Victor Brauner (1903-1966)
Born June 15, 1903 in Piatra Neamț, Romania, Victor Brauner moved to Bucharest in 1918. In Bucharest he studied at The National School of Fine Arts (Școala Națională de Arte Frumoase). The first exhibition of his works was organised in 1924 in Bucharest. His work was influenced by Dadaism and draws its sources from the spiritism séances organised by his father, which he observed as a child. In the mid-1920s, he founded the review 75 HP with the Romanian poet Ilaric Voronca, in which he published poems and drawings. He also theorised the ‘picto-poésie’ concept, a language halfway between painting and poetry.

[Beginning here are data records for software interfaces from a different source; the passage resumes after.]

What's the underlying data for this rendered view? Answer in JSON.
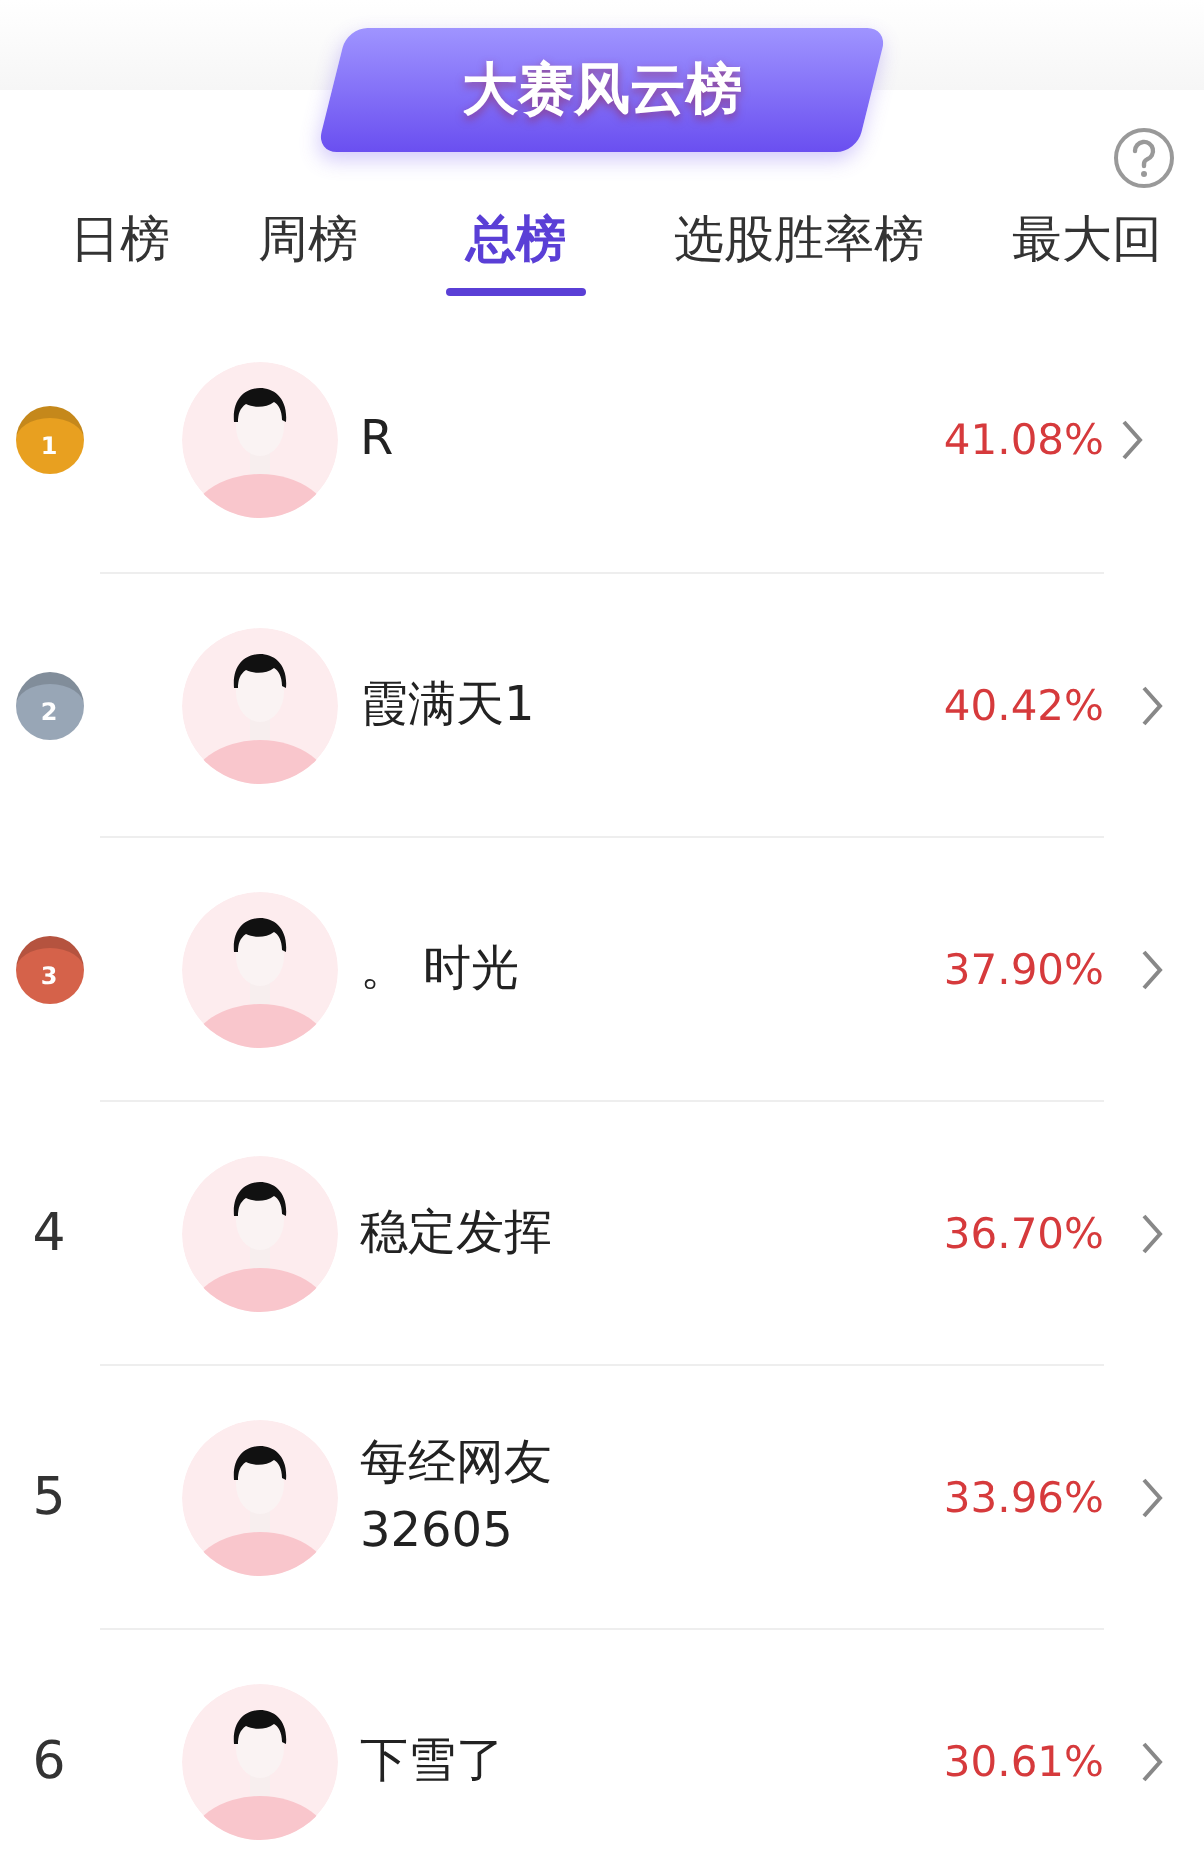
{
  "title": "大赛风云榜",
  "tabs": [
    {
      "label": "日榜",
      "selected": false
    },
    {
      "label": "周榜",
      "selected": false
    },
    {
      "label": "总榜",
      "selected": true
    },
    {
      "label": "选股胜率榜",
      "selected": false
    },
    {
      "label": "最大回",
      "selected": false
    }
  ],
  "rows": [
    {
      "kind": "medal",
      "rank": "1",
      "color": "#e8a020",
      "name": "R",
      "rate": "41.08%"
    },
    {
      "kind": "medal",
      "rank": "2",
      "color": "#98a6b6",
      "name": "霞满天1",
      "rate": "40.42%"
    },
    {
      "kind": "medal",
      "rank": "3",
      "color": "#d5624a",
      "name": "。 时光",
      "rate": "37.90%"
    },
    {
      "kind": "number",
      "rank": "4",
      "name": "稳定发挥",
      "rate": "36.70%"
    },
    {
      "kind": "number",
      "rank": "5",
      "name": "每经网友32605",
      "rate": "33.96%"
    },
    {
      "kind": "number",
      "rank": "6",
      "name": "下雪了",
      "rate": "30.61%"
    }
  ]
}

In the early 1930s, he moved to Paris like so many Romanian artists and intellectuals (Constantin Brancusi, Eugène Ionesco, Mircea Eliade, Panaït Istrati and Emil Cioran). André Breton was especially interested in Brauner’s surrealist work. In 1934, Brauner had his first exhibition in Paris at Galerie Pierre; the catalogue was prefaced by a favourable introduction by the Surrealist leader André Breton himself. Brauner returned to Romania from 1935 until 1938, thereafter returning to France permanently. In his fantastic and surrealist works of the early 1930s, it is not rare to see people with absent or punctured eyes. Several years later, in 1938, he lost his own eye in an altercation. In light of this grim loss those early paintings seem to be premonitions.
When war broke out in 1939 the Jewish painter had to flee Paris. In 1940, he took refuge in the hometown of poet Robert Rius, near Perpignan. It is during this period that he began to create paintings in wax, because he did not have the money to buy art materials. He ‘painted’ multiple canvases using this technique: Espaces psychologiques, La Ville, Devenir non devenant (1943), Analogie animale (1945), Triomphe du doute and Motan de Lune (1946).
In 1947, he exhibited his Loup-table at the International Surrealist Exhibition at Galerie Maeght. His canvases became more sombre. In 1965, Brauner represented France at the Venice Biennale. He died in Paris March 12, 1966. His tombstone reads: ‘Painting is life, real life, my life’.
(Pauline Le Gall)read more >>
read more >>
Get notified first when a work from
becomes available in our catalogue
Create an alert
You may also be interested in…